**** Dataset records ****
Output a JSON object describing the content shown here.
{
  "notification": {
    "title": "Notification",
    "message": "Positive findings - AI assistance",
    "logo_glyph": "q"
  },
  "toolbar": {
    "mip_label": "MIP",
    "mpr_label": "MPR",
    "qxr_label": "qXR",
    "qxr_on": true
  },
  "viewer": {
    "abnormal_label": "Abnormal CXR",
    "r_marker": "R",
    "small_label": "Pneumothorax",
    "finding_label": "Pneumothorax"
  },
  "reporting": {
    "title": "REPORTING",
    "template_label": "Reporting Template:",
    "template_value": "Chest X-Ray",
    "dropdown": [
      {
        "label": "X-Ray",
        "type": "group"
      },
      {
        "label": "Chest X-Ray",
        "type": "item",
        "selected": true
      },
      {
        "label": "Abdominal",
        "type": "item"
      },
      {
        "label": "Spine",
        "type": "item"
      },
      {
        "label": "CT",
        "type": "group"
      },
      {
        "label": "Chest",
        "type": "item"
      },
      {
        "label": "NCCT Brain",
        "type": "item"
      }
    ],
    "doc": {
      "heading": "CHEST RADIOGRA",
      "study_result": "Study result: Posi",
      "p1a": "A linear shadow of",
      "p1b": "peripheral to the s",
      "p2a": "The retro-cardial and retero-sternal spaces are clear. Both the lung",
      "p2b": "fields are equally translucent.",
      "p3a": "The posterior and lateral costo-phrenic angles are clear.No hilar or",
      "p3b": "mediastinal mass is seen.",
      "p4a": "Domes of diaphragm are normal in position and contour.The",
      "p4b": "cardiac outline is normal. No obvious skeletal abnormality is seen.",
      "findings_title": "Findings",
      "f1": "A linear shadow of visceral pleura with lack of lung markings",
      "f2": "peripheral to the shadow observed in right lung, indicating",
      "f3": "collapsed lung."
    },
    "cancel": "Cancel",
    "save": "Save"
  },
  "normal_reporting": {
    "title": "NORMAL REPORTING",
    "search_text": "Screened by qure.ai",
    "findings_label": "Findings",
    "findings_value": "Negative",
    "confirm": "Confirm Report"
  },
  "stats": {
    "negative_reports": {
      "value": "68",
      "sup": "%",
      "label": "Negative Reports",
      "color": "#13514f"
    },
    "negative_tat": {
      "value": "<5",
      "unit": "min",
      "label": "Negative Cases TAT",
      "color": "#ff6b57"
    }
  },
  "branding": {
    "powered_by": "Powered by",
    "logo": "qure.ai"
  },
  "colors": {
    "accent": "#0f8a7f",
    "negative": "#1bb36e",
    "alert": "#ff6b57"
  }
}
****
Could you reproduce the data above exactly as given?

**Response below:**
Output a JSON object describing the content shown here.
{
  "notification": {
    "title": "Notification",
    "message": "Positive findings - AI assistance",
    "logo_glyph": "q"
  },
  "toolbar": {
    "mip_label": "MIP",
    "mpr_label": "MPR",
    "qxr_label": "qXR",
    "qxr_on": true
  },
  "viewer": {
    "abnormal_label": "Abnormal CXR",
    "r_marker": "R",
    "small_label": "Pneumothorax",
    "finding_label": "Pneumothorax"
  },
  "reporting": {
    "title": "REPORTING",
    "template_label": "Reporting Template:",
    "template_value": "Chest X-Ray",
    "dropdown": [
      {
        "label": "X-Ray",
        "type": "group"
      },
      {
        "label": "Chest X-Ray",
        "type": "item",
        "selected": true
      },
      {
        "label": "Abdominal",
        "type": "item"
      },
      {
        "label": "Spine",
        "type": "item"
      },
      {
        "label": "CT",
        "type": "group"
      },
      {
        "label": "Chest",
        "type": "item"
      },
      {
        "label": "NCCT Brain",
        "type": "item"
      }
    ],
    "doc": {
      "heading": "CHEST RADIOGRA",
      "study_result": "Study result: Posi",
      "p1a": "A linear shadow of",
      "p1b": "peripheral to the s",
      "p2a": "The retro-cardial and retero-sternal spaces are clear. Both the lung",
      "p2b": "fields are equally translucent.",
      "p3a": "The posterior and lateral costo-phrenic angles are clear.No hilar or",
      "p3b": "mediastinal mass is seen.",
      "p4a": "Domes of diaphragm are normal in position and contour.The",
      "p4b": "cardiac outline is normal. No obvious skeletal abnormality is seen.",
      "findings_title": "Findings",
      "f1": "A linear shadow of visceral pleura with lack of lung markings",
      "f2": "peripheral to the shadow observed in right lung, indicating",
      "f3": "collapsed lung."
    },
    "cancel": "Cancel",
    "save": "Save"
  },
  "normal_reporting": {
    "title": "NORMAL REPORTING",
    "search_text": "Screened by qure.ai",
    "findings_label": "Findings",
    "findings_value": "Negative",
    "confirm": "Confirm Report"
  },
  "stats": {
    "negative_reports": {
      "value": "68",
      "sup": "%",
      "label": "Negative Reports",
      "color": "#13514f"
    },
    "negative_tat": {
      "value": "<5",
      "unit": "min",
      "label": "Negative Cases TAT",
      "color": "#ff6b57"
    }
  },
  "branding": {
    "powered_by": "Powered by",
    "logo": "qure.ai"
  },
  "colors": {
    "accent": "#0f8a7f",
    "negative": "#1bb36e",
    "alert": "#ff6b57"
  }
}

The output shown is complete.